At the start of the virtual summit, Ghana's President Nana Akufo-Addo said: "The resurgence of coup d'etats in our region is in direct violation of our democratic tenets. It represents a threat to peace, security and stability in West-Africa."

Burkina Faso is the third West African country to witness a military takeover in the past year. Guinea and Mali have both had sanctions imposed on them by Ecowas to press them to return to constitutional order.

Wearing a red beret and army fatigues in his national address on Thursday evening, Lt-Col Damiba, 41, said: "When the conditions are right, according to the deadline that our people will define in all sovereignty, I commit to a return to a normal constitutional order."

He said he will meet representatives of various sections of society to agree on a roadmap for reform.

He added that Burkina Faso needed international partners "more than ever", following condemnation of the coup.

"I call on the international community to support our country so it can exit this crisis as soon as possible."

He did not specify which part of the international community he wanted support from - the coup comes at a time when Russia is competing with France to help West African countries tackle a growing Islamist insurgency.

France has thousands of troops in West Africa helping its former colonies Burkina Faso, Mali and Niger tackle jihadist forces.

But the French presence is proving increasingly unpopular in the region and President Emmanuel Macron has started to reduce French troop numbers. Mali has already turned to Russia to fill the vacuum, sparking a bitter row with France, and a group of Russian mercenaries has offered their services to Burkina Faso's new leaders.

Media caption,
Watch the moment the military announced its takeover on live TV

The Burkina Faso military announced that it had seized power on state television on Monday because of the deteriorating security situation.

In his speech, Lt-Col Damiba said the fight against jihadists would be his priority and promised to recapture rural areas, allowing the 1.5 million people who have fled their homes to return.
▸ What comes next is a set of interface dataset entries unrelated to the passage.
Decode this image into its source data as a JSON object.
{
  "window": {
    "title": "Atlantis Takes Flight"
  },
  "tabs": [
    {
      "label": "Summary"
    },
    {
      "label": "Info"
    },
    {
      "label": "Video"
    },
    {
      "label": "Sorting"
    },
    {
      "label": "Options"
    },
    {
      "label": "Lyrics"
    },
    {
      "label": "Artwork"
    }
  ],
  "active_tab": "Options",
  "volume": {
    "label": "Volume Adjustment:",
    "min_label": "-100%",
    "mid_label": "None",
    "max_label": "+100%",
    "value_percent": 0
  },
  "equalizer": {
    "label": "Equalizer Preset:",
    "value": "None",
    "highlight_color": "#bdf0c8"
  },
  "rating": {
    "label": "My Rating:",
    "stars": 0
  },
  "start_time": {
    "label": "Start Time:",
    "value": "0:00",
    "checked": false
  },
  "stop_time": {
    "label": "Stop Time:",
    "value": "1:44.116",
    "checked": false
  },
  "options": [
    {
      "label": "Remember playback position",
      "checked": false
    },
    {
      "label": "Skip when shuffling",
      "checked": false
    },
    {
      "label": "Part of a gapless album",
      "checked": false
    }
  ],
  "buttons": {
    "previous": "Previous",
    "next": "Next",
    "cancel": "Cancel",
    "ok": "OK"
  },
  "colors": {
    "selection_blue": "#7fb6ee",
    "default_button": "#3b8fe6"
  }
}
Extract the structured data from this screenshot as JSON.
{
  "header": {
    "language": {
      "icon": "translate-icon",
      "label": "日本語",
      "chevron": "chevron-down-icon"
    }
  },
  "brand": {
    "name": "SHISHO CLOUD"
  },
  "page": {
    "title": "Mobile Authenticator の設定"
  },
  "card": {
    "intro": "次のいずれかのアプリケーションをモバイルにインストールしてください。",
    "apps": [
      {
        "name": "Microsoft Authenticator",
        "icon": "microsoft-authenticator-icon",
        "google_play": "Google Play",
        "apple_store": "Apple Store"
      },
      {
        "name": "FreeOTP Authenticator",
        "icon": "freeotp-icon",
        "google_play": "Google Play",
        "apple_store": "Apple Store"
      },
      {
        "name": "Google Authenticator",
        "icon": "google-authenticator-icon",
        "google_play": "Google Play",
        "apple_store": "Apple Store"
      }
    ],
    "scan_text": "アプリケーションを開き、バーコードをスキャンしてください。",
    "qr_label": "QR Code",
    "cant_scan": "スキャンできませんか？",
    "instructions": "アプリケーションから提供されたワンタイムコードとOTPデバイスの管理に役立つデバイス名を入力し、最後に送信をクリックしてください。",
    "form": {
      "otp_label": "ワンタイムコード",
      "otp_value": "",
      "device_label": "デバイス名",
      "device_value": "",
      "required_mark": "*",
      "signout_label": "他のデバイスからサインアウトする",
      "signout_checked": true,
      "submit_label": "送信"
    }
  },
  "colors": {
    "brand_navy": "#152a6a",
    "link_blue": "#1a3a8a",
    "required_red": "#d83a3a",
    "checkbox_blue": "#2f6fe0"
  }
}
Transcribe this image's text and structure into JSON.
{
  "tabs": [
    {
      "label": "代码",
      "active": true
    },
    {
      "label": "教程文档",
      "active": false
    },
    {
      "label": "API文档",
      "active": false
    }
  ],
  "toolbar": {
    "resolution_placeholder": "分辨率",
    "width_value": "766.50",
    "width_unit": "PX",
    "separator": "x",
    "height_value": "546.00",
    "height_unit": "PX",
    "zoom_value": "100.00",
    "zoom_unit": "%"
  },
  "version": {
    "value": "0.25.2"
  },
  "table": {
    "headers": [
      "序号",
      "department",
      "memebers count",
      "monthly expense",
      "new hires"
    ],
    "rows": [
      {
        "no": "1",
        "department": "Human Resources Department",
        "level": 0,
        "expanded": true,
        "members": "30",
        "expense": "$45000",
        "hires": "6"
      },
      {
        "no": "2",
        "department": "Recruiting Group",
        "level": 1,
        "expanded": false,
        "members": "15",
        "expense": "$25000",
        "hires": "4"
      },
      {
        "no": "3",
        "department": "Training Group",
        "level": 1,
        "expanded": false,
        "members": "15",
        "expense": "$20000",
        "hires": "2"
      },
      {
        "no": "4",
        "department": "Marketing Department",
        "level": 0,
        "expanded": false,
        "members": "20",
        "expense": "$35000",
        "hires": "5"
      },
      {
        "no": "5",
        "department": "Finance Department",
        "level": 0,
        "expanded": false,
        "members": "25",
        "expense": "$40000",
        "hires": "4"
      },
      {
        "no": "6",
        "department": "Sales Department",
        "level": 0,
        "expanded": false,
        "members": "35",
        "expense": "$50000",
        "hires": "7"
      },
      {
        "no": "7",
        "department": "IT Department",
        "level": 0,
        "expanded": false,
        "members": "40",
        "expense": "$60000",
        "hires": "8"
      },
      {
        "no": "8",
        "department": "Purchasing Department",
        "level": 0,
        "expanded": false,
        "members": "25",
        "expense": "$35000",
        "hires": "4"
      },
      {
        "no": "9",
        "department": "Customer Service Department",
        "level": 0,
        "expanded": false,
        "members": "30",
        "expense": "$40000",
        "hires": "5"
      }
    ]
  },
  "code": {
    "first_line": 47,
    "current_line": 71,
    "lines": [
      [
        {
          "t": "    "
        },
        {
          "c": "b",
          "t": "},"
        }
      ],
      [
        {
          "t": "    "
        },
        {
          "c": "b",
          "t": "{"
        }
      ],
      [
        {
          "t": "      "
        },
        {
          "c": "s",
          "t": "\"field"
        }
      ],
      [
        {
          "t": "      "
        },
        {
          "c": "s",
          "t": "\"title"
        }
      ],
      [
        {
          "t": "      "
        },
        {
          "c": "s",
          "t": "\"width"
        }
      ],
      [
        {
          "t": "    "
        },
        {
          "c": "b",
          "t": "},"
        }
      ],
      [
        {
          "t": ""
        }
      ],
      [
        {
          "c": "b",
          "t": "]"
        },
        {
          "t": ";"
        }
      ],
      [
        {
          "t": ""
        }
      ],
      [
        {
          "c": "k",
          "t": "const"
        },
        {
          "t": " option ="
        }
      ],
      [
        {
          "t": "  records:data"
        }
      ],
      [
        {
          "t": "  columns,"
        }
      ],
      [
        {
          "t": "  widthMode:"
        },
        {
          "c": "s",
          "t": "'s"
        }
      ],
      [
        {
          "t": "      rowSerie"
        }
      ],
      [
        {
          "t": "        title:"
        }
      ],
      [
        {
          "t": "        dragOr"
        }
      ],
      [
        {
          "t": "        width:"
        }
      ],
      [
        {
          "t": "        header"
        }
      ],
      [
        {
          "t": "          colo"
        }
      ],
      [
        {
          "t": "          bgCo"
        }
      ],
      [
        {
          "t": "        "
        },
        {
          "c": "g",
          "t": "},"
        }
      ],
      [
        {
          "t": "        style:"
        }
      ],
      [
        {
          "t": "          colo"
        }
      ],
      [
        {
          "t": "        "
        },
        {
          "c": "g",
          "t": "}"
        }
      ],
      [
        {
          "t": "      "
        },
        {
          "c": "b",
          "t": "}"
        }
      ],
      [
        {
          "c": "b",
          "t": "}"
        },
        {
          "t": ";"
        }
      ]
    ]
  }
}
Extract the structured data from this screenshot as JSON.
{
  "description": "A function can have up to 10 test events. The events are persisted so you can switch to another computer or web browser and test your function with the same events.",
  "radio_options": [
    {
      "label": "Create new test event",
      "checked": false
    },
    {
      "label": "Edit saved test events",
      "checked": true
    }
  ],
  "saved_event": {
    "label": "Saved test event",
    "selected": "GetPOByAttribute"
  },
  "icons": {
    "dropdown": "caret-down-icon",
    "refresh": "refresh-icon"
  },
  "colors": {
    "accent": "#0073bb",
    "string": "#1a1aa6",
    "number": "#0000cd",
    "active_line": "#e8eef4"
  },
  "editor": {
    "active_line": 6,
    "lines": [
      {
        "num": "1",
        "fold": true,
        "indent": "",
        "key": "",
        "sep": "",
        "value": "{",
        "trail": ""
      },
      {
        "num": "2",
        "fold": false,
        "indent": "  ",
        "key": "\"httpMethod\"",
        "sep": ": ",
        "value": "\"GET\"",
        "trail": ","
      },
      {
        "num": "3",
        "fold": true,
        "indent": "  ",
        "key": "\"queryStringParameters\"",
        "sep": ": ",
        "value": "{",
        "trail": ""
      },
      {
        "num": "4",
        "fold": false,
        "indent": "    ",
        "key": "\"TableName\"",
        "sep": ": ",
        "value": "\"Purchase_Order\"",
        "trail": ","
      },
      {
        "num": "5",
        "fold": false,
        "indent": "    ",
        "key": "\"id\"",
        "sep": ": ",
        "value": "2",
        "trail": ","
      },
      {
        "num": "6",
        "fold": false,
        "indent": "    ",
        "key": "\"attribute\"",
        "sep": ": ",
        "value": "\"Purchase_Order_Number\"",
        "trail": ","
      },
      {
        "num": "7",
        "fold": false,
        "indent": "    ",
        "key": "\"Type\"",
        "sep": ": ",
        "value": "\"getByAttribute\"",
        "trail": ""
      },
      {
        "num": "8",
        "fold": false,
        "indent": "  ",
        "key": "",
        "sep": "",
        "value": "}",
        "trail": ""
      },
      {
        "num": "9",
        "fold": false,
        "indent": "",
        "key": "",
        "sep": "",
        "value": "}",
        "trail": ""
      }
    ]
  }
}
Before seizing power, he had been at the forefront of the fight against Islamist militants and wrote a book on the topic last year.

Similar troubles in neighbouring Mali led to a military coup in May 2021 - one that was broadly welcomed by the public.

Lots of rhetoric but few concrete proposals

Analysis by Lalla Sy, BBC News, Ouagadougou

The first speech of Burkina Faso's new military leader was followed by millions. Many saw parallels with the country's charismatic 1980s military leader, Thomas Sankara, who was assassinated during a coup in 1987. Lt-Col Damiba, wearing a red beret like Sankara, used much of the same rhetoric and phrases such as "dignity", "integrity", "anthem of victory", "homeland or death" and "we shall overcome".However, some regretted the lack of concrete proposals, and the "moral lesson" tone of the delivery, conveying expectations of goodwill on the part of the international community and intentions that were already known. "If the intention was to participate in the fight against terrorism, it should have been discussed first. Luckily, it is still possible to express oneself in Burkina," wrote one social media user. According to political analyst Luc Damiba (no relation to the president), this first speech gives hope, but people are waiting for concrete action.The new Burkinabè leader made clear that the priority of the country was security and not a rushed return to the normal constitutional order and elections. This is no doubt what West African leaders will insist on at their meeting later on Friday, meaning tensions are likely to increase, as has been the case with neighbouring Mali.